The new Deltacron COVID-19 variant appears to be no more severe than Omicron at first glance, yet it is more transmissible.
Since the beginning of the year, the new COVID-19 sub-variant of the Delta and Omicron strains has been circulating. “Deltacron” is a recombinant virus that combines Omicron’s full-length spike protein with Delta’s backbone.
As restrictions are lifted and freedoms are restored in many countries, there is a widespread belief that the pandemic is finished. However, there is still a high risk of a harmful new variety emerging.
This occurred when Omicron arrived, but we were fortunate. Omicron has proven to be more transmissible, although in most nations where it is prominent, it hasn’t resulted in an increase in severe disease.
Another has recently appeared and is currently known as deltacron. As you might expect, it’s a cross between Delta and Omicron, the two most recent prominent varieties.
Deltacron’s narrative begins in mid-February when researchers at the Institut Pasteur in Paris uploaded a coronavirus genomic sequence that differed significantly from earlier sequences. The viral sample came from an old guy in northern France and had an unusual appearance.
The majority of its genetic sequence was identical to Delta’s, which had dominated the planet until late last year, but the part of the sequence that encodes the virus’s spike protein – a vital feature of its exterior structure that it utilizes to enter inside cells in the body came from Omicron.
Three more hybrid genetic sequences were discovered in March, this time in the United States. There are currently more than 60 logged in France, the Netherlands, Denmark, the United States, and the United Kingdom.
Different deltacrons, on the other hand, may exist. The deltacron sequences recorded in the UK and US differ from those found in other nations, according to scientists at the Institut Pasteur. They’ve suggested that a number be added to these distinct types of deltacron to distinguish which is which.
How did these hybrids come to be?
When two viruses infect the same cell, it’s not uncommon for them to mix and match bits of themselves. As it assembles copies of itself, one virus combines bits of its genetic sequence with parts from another related virus, a process known as “recombination.” During viral replication, it appears to happen at random.
When power is transferred from one viral variety to another – when one becomes less frequent and another becomes more so, meaning both are circulating in the population and there’s a chance they’ll infect people at the same time – the likelihood of recombination increases. This was the circumstance when Omicron overtook Delta as the most dominant form on the planet.
A chip off the old block?
At the time, it’s difficult to determine how deltacron will differ from its parents. The viruses Delta and Omicron are very distinct. They differ in their methods of infecting cells and evading immunity.
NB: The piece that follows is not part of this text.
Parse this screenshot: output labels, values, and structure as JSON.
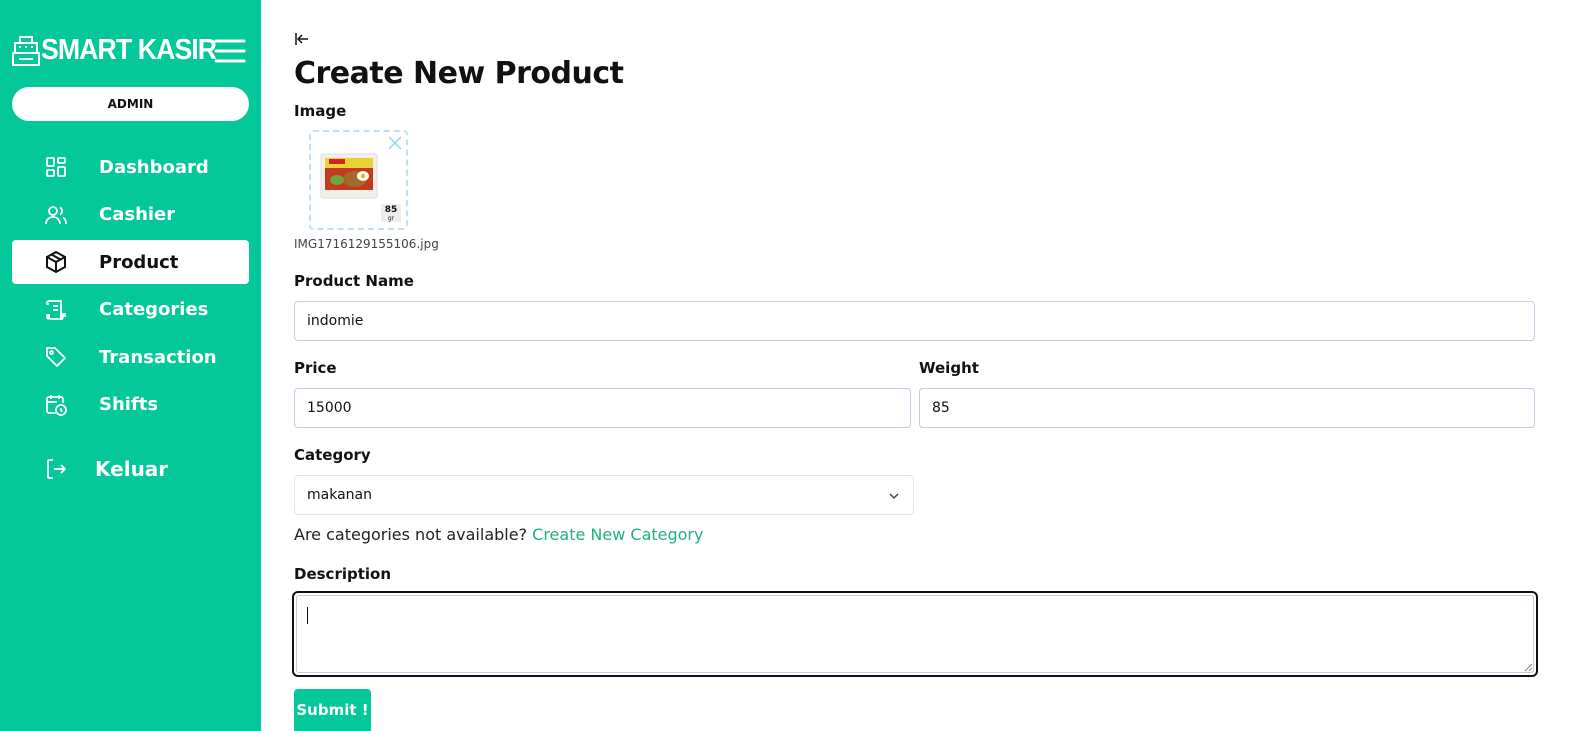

We still don’t know enough about deltacron to say how different it will be from either of them.
Deltacron is likely to spread because it has been discovered in several surrounding countries. However, Omicron is still spreading significantly in Europe, so it’s the variation we should be keeping an eye on right now.
Time will tell if deltacron will displace Omicron, whether deltacron will be any better at evading immunity and if it will cause more severe disease. There are currently insufficient deltacron examples to draw any conclusions. Experiments to determine the qualities of deltacron are required; scientists have begun this process and have been able to infect cells with it, so we should have answers soon.
Deltacron is approximately 1.4 times more contagious than the original Omicron strain BA.1, according to Dr. Adrian Esterman, a professor at the University of South Australia and former WHO epidemiologist. “This makes it pretty close to measles, the most contagious disease we know about,” Esterman wrote.
Meanwhile, we must keep a close check on it. The fact that deltacron is likely to have spread across borders emphasizes the importance of continued genomic surveillance to track how the virus evolves and moves. More varieties are anticipated to evolve as the coronavirus continues to spread and infect large numbers of individuals, including through recombination.